## What to do
The answer must consist of every line in the data below that holds the word "fazla".

[Web page and app entries]
****
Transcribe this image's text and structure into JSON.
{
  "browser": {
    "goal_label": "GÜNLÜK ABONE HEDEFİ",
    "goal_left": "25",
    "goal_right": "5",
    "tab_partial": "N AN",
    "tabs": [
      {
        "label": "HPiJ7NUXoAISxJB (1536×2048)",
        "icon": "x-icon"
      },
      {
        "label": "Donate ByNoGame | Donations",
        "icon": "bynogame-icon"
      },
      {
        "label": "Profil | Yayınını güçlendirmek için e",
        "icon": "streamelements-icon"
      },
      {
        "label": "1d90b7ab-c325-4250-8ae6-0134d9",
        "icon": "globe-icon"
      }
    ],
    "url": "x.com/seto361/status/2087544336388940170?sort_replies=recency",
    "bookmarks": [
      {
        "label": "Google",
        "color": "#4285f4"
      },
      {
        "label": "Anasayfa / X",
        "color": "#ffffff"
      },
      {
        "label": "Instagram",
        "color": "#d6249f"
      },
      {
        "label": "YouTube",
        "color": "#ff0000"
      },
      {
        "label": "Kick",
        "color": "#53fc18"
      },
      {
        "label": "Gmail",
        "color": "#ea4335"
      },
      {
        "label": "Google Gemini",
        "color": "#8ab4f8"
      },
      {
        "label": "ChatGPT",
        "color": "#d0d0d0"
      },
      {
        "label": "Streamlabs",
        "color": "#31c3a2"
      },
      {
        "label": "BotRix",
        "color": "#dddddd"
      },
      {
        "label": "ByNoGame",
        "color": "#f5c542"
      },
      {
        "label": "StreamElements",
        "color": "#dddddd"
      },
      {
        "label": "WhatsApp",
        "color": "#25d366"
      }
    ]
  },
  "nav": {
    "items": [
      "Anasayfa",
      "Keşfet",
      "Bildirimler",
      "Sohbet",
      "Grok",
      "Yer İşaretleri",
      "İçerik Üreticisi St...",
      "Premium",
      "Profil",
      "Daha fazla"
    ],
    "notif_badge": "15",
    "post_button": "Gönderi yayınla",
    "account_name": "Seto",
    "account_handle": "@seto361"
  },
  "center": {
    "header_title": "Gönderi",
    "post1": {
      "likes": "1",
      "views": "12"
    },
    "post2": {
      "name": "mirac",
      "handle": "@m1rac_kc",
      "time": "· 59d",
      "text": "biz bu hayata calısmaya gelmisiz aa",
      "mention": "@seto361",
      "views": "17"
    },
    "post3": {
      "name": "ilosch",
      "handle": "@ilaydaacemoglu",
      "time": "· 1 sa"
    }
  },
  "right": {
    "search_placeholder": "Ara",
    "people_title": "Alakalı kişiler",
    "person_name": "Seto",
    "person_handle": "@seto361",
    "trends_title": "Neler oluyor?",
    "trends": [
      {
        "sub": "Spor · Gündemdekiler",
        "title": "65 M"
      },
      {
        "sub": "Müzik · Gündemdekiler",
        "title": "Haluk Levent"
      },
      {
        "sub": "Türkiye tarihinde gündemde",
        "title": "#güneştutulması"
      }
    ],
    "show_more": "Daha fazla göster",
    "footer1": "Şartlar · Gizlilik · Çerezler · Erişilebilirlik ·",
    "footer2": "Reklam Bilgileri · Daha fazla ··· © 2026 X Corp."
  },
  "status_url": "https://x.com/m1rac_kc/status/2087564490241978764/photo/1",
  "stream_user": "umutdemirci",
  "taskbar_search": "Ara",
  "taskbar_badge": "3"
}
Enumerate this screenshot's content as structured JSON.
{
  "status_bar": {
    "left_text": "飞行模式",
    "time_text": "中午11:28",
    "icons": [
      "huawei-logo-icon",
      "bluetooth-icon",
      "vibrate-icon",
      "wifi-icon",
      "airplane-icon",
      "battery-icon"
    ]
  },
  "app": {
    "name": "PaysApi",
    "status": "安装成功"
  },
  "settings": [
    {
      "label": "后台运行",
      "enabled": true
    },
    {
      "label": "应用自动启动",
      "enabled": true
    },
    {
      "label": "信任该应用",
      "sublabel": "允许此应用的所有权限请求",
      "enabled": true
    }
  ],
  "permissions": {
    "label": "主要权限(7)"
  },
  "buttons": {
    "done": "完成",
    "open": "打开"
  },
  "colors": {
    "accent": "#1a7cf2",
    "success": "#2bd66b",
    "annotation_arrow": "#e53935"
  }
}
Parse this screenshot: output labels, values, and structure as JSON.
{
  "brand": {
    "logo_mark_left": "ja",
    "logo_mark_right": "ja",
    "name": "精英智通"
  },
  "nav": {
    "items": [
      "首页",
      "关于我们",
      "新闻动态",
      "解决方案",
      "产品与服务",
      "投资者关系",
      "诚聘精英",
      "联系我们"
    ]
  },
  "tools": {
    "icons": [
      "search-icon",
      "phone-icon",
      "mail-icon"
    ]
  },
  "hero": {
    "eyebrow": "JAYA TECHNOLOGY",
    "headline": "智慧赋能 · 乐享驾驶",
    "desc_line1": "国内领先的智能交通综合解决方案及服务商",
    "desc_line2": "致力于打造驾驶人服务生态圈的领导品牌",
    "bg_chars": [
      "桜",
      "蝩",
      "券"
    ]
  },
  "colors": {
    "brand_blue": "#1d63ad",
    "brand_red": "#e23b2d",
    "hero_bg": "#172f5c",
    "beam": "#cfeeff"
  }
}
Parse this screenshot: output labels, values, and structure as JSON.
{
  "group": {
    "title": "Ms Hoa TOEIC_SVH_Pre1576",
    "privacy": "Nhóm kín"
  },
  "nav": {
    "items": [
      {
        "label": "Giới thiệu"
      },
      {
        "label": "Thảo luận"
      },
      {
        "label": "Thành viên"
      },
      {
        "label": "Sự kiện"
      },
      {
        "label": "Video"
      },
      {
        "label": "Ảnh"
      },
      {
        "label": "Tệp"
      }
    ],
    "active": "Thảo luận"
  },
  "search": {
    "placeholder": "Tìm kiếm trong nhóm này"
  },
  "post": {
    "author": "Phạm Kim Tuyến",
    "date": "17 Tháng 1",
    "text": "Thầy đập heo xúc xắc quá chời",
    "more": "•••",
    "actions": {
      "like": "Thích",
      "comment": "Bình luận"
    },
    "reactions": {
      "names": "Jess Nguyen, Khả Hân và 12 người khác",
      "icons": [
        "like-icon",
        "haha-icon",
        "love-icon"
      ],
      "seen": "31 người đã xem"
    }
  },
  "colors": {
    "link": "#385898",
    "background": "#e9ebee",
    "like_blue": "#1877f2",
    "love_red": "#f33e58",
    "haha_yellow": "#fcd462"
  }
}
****
## Answer space
      "Daha fazla"
    "show_more": "Daha fazla göster",
    "footer2": "Reklam Bilgileri · Daha fazla ··· © 2026 X Corp."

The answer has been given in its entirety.